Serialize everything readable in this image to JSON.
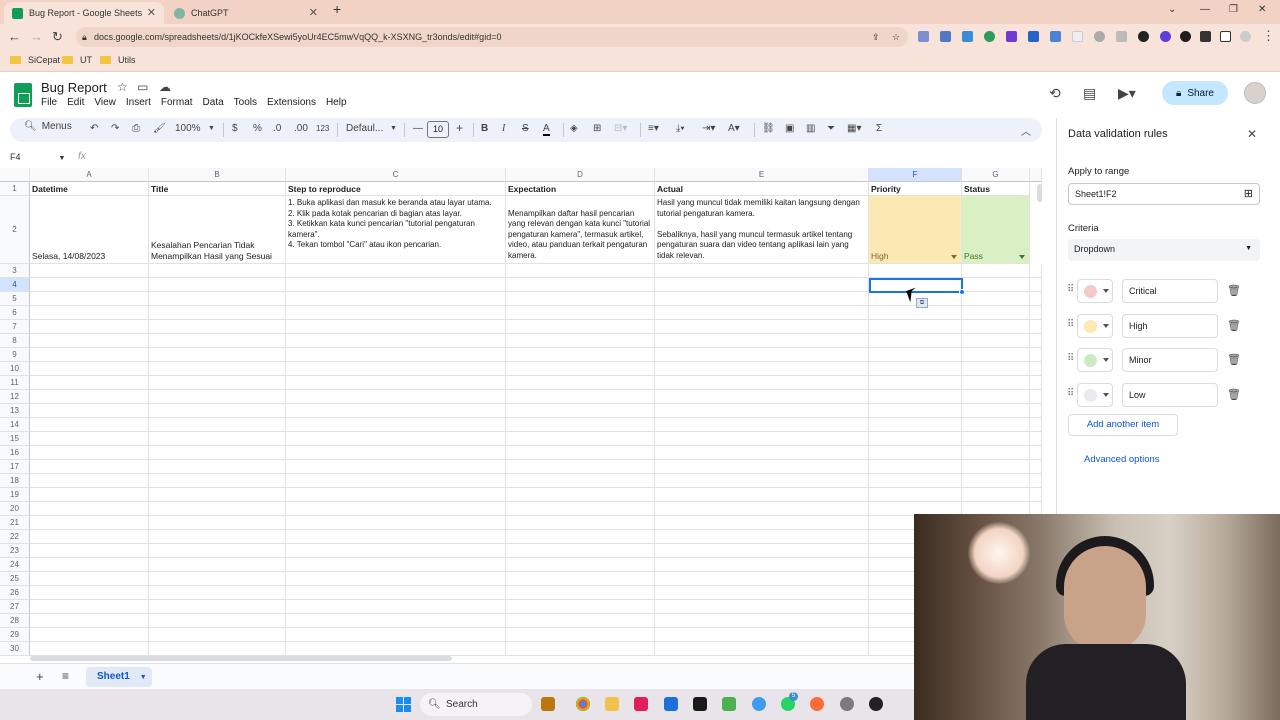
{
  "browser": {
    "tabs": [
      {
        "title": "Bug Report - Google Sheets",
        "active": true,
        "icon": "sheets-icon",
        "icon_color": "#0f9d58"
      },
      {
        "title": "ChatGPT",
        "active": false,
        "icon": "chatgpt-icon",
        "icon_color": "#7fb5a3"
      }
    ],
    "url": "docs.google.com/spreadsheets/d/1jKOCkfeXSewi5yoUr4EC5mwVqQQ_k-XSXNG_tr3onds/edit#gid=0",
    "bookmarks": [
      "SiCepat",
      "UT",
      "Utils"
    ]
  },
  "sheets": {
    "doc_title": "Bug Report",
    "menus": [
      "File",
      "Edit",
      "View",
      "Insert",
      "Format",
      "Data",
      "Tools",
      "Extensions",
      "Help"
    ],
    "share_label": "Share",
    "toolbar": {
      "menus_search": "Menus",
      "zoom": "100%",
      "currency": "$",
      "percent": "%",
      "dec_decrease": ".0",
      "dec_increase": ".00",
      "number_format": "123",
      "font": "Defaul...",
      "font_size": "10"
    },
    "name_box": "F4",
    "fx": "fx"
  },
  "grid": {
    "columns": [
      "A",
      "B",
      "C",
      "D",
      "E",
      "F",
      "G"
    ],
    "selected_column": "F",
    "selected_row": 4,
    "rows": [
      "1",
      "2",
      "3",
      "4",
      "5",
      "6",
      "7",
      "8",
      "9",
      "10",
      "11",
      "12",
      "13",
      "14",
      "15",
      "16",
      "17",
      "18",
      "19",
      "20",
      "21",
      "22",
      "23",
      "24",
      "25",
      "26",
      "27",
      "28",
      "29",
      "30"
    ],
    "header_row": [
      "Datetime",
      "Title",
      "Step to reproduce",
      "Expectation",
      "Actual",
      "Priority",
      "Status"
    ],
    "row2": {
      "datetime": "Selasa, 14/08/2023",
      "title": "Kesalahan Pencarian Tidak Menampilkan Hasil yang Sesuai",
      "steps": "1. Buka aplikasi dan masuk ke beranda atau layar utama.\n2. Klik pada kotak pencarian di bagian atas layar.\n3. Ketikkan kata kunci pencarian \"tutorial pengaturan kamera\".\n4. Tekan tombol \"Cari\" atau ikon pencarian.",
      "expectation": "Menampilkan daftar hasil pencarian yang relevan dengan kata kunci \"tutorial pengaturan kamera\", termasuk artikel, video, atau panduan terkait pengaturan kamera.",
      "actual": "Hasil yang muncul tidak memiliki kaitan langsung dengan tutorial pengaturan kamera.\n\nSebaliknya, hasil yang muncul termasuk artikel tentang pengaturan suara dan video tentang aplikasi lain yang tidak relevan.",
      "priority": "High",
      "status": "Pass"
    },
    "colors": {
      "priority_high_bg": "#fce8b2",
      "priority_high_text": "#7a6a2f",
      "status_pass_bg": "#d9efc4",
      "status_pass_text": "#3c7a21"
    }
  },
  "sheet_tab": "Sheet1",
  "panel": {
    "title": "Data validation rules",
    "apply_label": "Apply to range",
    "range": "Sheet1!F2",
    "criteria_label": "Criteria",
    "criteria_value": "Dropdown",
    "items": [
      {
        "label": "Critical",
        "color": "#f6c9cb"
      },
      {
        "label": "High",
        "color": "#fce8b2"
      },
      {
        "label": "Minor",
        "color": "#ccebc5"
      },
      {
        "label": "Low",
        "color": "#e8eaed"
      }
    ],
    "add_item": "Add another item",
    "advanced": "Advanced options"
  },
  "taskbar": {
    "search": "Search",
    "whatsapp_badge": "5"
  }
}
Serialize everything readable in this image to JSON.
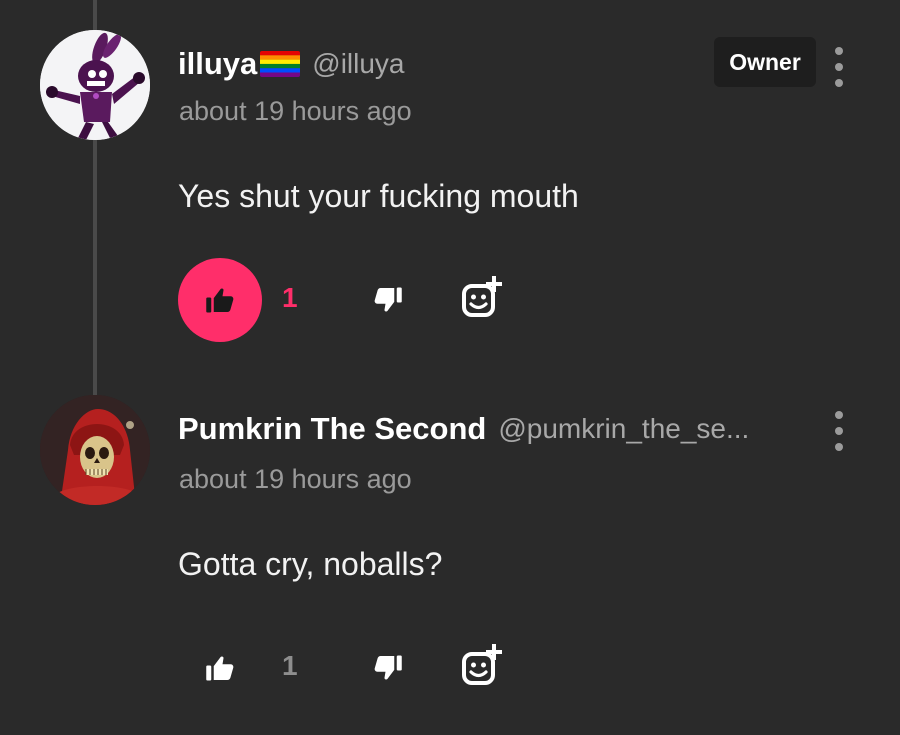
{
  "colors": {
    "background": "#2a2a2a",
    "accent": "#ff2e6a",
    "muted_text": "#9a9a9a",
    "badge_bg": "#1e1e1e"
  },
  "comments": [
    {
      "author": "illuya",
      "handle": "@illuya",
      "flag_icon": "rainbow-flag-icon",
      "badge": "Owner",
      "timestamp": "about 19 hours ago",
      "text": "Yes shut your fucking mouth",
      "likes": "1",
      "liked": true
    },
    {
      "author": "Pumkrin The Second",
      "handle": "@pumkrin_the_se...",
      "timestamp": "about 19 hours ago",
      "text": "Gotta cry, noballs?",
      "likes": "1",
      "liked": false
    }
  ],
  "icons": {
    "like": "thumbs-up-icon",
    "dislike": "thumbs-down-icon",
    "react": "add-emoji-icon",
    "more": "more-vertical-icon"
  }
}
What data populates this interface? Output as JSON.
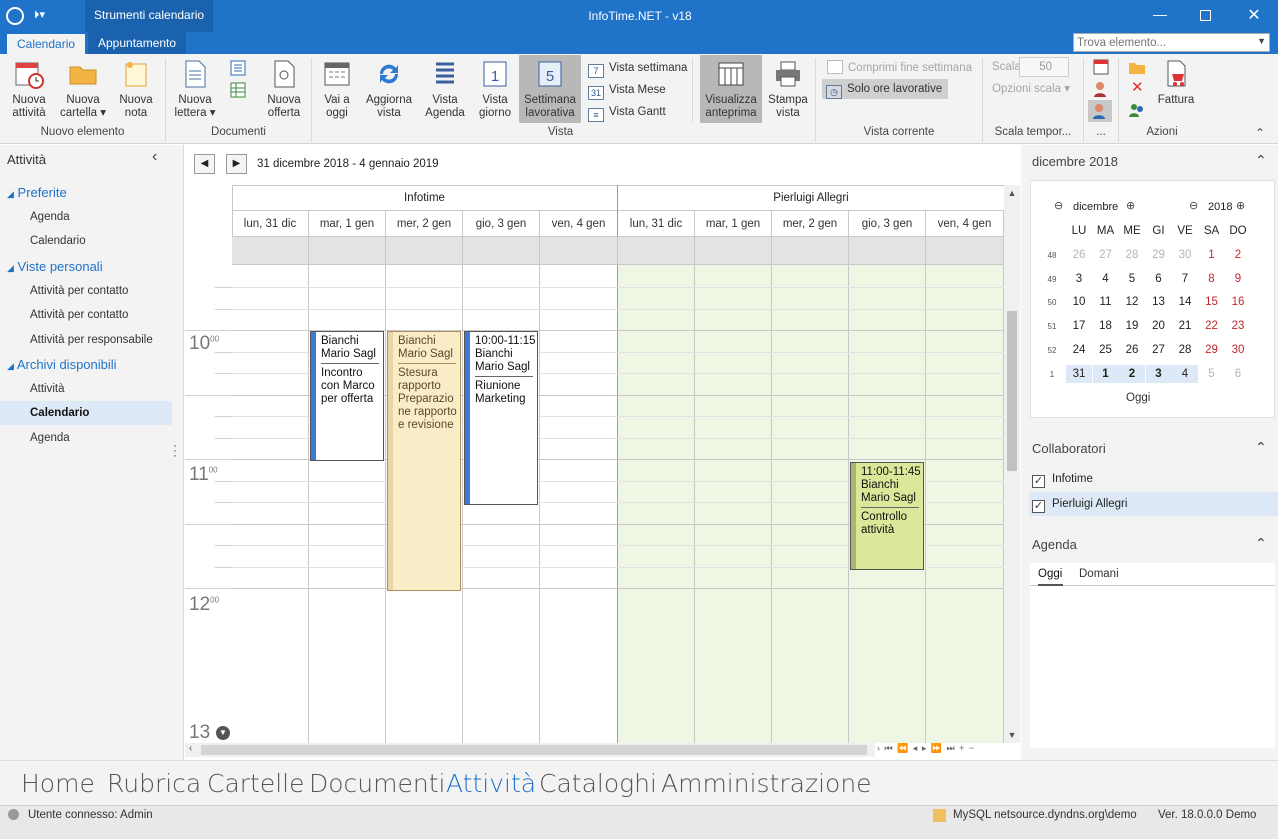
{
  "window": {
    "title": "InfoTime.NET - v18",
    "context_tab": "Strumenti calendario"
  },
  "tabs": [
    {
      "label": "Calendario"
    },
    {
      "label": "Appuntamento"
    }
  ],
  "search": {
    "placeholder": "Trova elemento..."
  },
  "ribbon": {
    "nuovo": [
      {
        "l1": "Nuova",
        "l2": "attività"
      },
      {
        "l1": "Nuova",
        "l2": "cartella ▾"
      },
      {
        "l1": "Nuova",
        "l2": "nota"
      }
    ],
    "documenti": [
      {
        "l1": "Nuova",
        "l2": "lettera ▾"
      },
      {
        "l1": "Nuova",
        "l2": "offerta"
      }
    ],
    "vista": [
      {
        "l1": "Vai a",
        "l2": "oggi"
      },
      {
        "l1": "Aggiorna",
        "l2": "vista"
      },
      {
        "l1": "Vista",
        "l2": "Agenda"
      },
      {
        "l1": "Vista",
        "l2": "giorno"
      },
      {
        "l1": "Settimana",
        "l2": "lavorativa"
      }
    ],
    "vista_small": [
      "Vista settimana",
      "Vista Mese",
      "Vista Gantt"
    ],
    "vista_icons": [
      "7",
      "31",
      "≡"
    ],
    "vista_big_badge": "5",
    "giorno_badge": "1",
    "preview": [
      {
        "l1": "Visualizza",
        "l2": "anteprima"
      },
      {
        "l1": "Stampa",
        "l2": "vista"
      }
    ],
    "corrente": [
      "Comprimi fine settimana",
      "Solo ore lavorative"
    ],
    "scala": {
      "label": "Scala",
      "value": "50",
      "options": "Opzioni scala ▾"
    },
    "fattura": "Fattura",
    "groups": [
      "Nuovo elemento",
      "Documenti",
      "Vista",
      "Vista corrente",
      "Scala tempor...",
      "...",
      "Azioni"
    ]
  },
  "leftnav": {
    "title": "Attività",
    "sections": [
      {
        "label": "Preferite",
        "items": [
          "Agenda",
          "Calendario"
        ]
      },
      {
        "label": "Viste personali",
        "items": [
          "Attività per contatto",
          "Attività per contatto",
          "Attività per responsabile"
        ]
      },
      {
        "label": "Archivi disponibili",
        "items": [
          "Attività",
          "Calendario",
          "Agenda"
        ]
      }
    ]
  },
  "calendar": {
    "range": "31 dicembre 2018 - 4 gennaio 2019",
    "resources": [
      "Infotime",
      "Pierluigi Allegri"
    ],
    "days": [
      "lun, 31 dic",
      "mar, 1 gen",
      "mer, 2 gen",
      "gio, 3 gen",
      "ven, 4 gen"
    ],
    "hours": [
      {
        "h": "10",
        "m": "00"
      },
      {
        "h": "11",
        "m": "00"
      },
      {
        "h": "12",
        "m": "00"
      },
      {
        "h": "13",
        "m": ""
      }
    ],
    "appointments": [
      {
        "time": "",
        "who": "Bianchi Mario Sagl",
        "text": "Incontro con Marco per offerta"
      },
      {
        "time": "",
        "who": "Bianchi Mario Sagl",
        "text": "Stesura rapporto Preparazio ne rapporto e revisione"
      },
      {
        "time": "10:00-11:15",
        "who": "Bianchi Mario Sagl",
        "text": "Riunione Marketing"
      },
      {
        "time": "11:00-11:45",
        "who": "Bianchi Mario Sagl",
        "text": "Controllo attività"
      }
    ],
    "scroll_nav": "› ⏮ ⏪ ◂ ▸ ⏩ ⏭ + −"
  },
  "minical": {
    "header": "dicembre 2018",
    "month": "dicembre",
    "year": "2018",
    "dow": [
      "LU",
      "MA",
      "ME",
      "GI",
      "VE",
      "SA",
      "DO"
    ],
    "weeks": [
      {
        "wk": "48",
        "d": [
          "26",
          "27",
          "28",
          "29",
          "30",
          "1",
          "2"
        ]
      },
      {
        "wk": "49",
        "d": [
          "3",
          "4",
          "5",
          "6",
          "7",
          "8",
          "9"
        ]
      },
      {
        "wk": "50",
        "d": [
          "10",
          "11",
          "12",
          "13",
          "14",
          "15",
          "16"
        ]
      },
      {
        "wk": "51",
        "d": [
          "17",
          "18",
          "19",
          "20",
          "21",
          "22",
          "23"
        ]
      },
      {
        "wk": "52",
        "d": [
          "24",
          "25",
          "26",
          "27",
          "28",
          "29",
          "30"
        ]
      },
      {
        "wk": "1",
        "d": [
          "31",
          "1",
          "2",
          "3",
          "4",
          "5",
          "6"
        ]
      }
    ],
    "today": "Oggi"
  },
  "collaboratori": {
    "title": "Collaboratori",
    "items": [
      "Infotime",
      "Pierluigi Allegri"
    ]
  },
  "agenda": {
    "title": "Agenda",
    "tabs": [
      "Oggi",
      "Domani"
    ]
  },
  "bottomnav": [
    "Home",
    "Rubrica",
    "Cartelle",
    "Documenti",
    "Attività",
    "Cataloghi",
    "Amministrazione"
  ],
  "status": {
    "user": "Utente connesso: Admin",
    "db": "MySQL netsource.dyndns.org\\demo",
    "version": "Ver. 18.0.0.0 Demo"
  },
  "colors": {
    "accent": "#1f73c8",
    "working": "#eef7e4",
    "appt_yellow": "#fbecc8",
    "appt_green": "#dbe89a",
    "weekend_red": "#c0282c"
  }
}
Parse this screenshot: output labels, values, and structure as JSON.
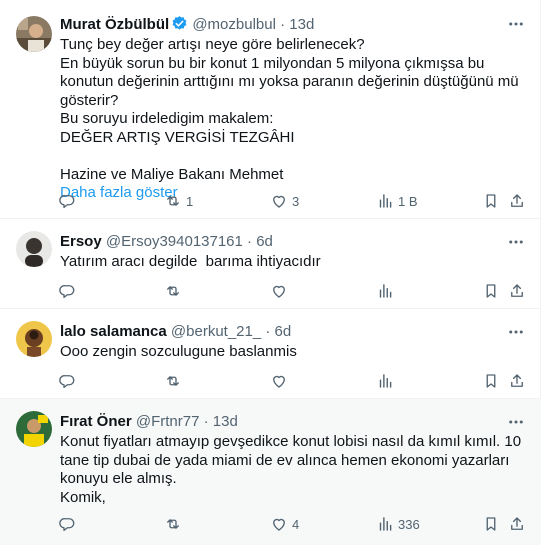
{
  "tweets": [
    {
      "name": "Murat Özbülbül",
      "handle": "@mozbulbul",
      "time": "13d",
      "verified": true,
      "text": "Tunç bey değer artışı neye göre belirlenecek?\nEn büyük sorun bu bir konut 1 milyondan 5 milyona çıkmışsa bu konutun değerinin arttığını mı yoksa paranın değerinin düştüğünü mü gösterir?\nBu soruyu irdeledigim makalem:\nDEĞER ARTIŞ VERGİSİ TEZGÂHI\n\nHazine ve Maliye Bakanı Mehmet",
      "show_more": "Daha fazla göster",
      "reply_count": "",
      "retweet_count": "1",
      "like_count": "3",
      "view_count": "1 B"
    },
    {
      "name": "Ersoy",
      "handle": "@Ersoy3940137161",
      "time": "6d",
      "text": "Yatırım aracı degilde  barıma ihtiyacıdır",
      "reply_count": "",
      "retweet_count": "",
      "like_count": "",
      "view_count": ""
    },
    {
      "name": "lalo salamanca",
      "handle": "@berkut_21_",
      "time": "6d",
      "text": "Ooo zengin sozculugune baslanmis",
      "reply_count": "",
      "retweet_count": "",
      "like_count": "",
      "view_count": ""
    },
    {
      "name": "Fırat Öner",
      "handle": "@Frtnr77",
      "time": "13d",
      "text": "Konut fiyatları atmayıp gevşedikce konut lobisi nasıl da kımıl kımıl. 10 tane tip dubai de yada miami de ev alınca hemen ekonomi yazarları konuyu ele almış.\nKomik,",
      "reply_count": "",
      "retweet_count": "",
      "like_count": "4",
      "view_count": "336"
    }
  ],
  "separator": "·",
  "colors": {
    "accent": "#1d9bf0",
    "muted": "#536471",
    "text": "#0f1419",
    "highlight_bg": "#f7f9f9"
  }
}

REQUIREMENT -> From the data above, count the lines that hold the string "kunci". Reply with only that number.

RESULT OF THE TASK -> 2